A surprise election result in Iraq is likely to add to tensions between Iran and Saudi Arabia and could push the country to become the next battleground for religious and political influence in the Middle East, according to oil market analyst Helima Croft.
With the majority of votes counted following a parliamentary election at the weekend, the "Sairoon" alliance of militant cleric Muqtada al-Sadr and Iraq's communist party looks likely to gain the largest share of the vote, a surprise result given that pollsters predicted the re-election of Prime Minister Haider al-Abadi.
In fact, al-Abadi's "Victory" coalition was in third place, trailing the "Conquest" coalition led by Iranian-backed militia leader Hadi al-Amiri, AP reported.
If preliminary results are borne out in the final result, which is yet to be announced, al-Sadr won't become prime minister as he did not run for election himself. But he will be able to choose the next leader and could heavily influence Iraq's relations with key regional powers.

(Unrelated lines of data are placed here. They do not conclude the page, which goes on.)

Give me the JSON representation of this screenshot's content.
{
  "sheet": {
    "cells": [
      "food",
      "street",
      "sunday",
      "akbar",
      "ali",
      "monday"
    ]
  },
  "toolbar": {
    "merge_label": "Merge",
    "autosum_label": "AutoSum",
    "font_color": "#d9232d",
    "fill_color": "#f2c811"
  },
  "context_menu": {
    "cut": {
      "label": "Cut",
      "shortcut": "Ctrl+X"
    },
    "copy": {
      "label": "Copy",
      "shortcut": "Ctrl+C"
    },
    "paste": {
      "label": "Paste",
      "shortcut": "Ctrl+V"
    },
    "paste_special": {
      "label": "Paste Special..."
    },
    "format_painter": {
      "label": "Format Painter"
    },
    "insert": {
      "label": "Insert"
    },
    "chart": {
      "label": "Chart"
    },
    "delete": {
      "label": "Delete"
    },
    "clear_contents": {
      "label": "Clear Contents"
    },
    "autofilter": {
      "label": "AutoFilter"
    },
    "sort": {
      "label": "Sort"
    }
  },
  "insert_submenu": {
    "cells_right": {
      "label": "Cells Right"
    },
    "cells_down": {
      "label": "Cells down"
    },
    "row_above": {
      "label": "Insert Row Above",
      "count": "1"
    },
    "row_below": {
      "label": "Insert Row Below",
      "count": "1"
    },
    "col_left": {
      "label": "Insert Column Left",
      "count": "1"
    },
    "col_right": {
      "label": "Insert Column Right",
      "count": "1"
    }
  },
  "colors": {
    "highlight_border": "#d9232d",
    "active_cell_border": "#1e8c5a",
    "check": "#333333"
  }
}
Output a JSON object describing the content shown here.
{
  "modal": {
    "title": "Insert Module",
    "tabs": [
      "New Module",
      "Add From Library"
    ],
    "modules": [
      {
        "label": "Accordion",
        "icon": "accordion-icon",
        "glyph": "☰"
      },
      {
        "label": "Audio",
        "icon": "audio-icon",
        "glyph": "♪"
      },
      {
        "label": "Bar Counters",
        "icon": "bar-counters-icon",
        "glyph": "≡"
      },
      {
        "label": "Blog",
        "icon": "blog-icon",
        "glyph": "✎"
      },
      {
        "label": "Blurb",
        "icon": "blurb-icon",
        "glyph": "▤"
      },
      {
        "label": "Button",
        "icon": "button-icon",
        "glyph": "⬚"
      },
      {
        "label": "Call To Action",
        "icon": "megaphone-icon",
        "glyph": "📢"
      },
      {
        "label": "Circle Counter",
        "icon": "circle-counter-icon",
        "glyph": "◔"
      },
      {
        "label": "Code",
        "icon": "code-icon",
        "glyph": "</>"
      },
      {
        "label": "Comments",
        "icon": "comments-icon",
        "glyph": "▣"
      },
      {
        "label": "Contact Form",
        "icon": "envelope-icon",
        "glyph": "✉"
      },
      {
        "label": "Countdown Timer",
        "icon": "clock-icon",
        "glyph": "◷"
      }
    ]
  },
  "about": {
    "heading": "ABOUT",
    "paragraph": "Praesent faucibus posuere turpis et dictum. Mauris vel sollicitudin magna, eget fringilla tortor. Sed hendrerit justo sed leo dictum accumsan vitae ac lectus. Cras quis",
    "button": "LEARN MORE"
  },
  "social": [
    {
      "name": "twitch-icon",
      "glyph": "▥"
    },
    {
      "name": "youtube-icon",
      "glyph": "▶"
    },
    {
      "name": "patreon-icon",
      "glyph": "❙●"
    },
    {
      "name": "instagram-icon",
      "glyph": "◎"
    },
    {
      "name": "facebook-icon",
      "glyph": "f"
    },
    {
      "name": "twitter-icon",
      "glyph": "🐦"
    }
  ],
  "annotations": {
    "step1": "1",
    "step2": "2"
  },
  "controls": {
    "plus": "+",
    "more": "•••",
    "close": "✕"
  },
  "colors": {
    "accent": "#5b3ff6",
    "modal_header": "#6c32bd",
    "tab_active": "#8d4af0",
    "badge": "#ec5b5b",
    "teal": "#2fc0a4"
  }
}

Still, it is expected that no one group will win enough seats required for an outright majority in parliament and it's likely that al-Sadr could form a coalition with Abadi, although negotiations could take months. Al-Abadi said Monday that he is ready to cooperate and work with all Iraqi parties to form a strong government, Iraqi News reported.